Required work: Repeat each entry. Keep every line exactly as it is.

Records for this task:
========

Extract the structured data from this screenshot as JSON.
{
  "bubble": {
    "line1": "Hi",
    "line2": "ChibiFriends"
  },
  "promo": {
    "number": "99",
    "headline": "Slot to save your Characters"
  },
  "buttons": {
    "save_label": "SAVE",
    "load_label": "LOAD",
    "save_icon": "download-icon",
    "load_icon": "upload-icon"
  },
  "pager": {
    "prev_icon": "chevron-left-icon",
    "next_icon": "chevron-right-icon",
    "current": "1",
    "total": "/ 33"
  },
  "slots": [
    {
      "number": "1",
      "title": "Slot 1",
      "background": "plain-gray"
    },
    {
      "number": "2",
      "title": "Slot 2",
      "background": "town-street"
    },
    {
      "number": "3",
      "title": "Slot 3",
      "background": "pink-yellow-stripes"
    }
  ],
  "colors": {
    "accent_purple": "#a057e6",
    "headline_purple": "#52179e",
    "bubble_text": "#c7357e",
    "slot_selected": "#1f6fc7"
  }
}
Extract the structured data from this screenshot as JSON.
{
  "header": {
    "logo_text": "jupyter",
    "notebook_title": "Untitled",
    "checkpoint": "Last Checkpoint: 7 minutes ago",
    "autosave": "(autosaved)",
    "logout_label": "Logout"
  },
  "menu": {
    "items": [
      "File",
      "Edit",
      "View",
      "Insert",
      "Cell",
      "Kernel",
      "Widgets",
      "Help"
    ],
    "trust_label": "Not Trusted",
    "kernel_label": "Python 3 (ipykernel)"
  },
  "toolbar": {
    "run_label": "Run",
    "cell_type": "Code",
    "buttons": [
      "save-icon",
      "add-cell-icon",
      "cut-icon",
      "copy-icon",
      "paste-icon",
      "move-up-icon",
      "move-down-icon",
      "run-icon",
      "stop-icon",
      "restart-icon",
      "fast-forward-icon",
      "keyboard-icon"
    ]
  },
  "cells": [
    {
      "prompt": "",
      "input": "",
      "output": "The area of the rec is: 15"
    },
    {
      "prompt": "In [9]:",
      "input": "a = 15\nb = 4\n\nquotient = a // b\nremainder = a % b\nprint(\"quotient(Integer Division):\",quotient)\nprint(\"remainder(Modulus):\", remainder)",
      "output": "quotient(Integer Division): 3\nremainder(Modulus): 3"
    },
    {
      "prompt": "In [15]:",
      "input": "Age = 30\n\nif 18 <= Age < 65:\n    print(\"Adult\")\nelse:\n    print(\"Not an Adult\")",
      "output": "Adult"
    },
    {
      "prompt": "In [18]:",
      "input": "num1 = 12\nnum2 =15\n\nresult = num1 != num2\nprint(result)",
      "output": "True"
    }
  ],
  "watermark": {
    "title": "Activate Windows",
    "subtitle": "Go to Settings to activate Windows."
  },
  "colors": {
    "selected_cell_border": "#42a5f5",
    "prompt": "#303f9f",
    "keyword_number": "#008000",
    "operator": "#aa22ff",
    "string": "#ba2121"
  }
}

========

Output of the exercise:
Extract the structured data from this screenshot as JSON.
{
  "bubble": {
    "line1": "Hi",
    "line2": "ChibiFriends"
  },
  "promo": {
    "number": "99",
    "headline": "Slot to save your Characters"
  },
  "buttons": {
    "save_label": "SAVE",
    "load_label": "LOAD",
    "save_icon": "download-icon",
    "load_icon": "upload-icon"
  },
  "pager": {
    "prev_icon": "chevron-left-icon",
    "next_icon": "chevron-right-icon",
    "current": "1",
    "total": "/ 33"
  },
  "slots": [
    {
      "number": "1",
      "title": "Slot 1",
      "background": "plain-gray"
    },
    {
      "number": "2",
      "title": "Slot 2",
      "background": "town-street"
    },
    {
      "number": "3",
      "title": "Slot 3",
      "background": "pink-yellow-stripes"
    }
  ],
  "colors": {
    "accent_purple": "#a057e6",
    "headline_purple": "#52179e",
    "bubble_text": "#c7357e",
    "slot_selected": "#1f6fc7"
  }
}
Extract the structured data from this screenshot as JSON.
{
  "header": {
    "logo_text": "jupyter",
    "notebook_title": "Untitled",
    "checkpoint": "Last Checkpoint: 7 minutes ago",
    "autosave": "(autosaved)",
    "logout_label": "Logout"
  },
  "menu": {
    "items": [
      "File",
      "Edit",
      "View",
      "Insert",
      "Cell",
      "Kernel",
      "Widgets",
      "Help"
    ],
    "trust_label": "Not Trusted",
    "kernel_label": "Python 3 (ipykernel)"
  },
  "toolbar": {
    "run_label": "Run",
    "cell_type": "Code",
    "buttons": [
      "save-icon",
      "add-cell-icon",
      "cut-icon",
      "copy-icon",
      "paste-icon",
      "move-up-icon",
      "move-down-icon",
      "run-icon",
      "stop-icon",
      "restart-icon",
      "fast-forward-icon",
      "keyboard-icon"
    ]
  },
  "cells": [
    {
      "prompt": "",
      "input": "",
      "output": "The area of the rec is: 15"
    },
    {
      "prompt": "In [9]:",
      "input": "a = 15\nb = 4\n\nquotient = a // b\nremainder = a % b\nprint(\"quotient(Integer Division):\",quotient)\nprint(\"remainder(Modulus):\", remainder)",
      "output": "quotient(Integer Division): 3\nremainder(Modulus): 3"
    },
    {
      "prompt": "In [15]:",
      "input": "Age = 30\n\nif 18 <= Age < 65:\n    print(\"Adult\")\nelse:\n    print(\"Not an Adult\")",
      "output": "Adult"
    },
    {
      "prompt": "In [18]:",
      "input": "num1 = 12\nnum2 =15\n\nresult = num1 != num2\nprint(result)",
      "output": "True"
    }
  ],
  "watermark": {
    "title": "Activate Windows",
    "subtitle": "Go to Settings to activate Windows."
  },
  "colors": {
    "selected_cell_border": "#42a5f5",
    "prompt": "#303f9f",
    "keyword_number": "#008000",
    "operator": "#aa22ff",
    "string": "#ba2121"
  }
}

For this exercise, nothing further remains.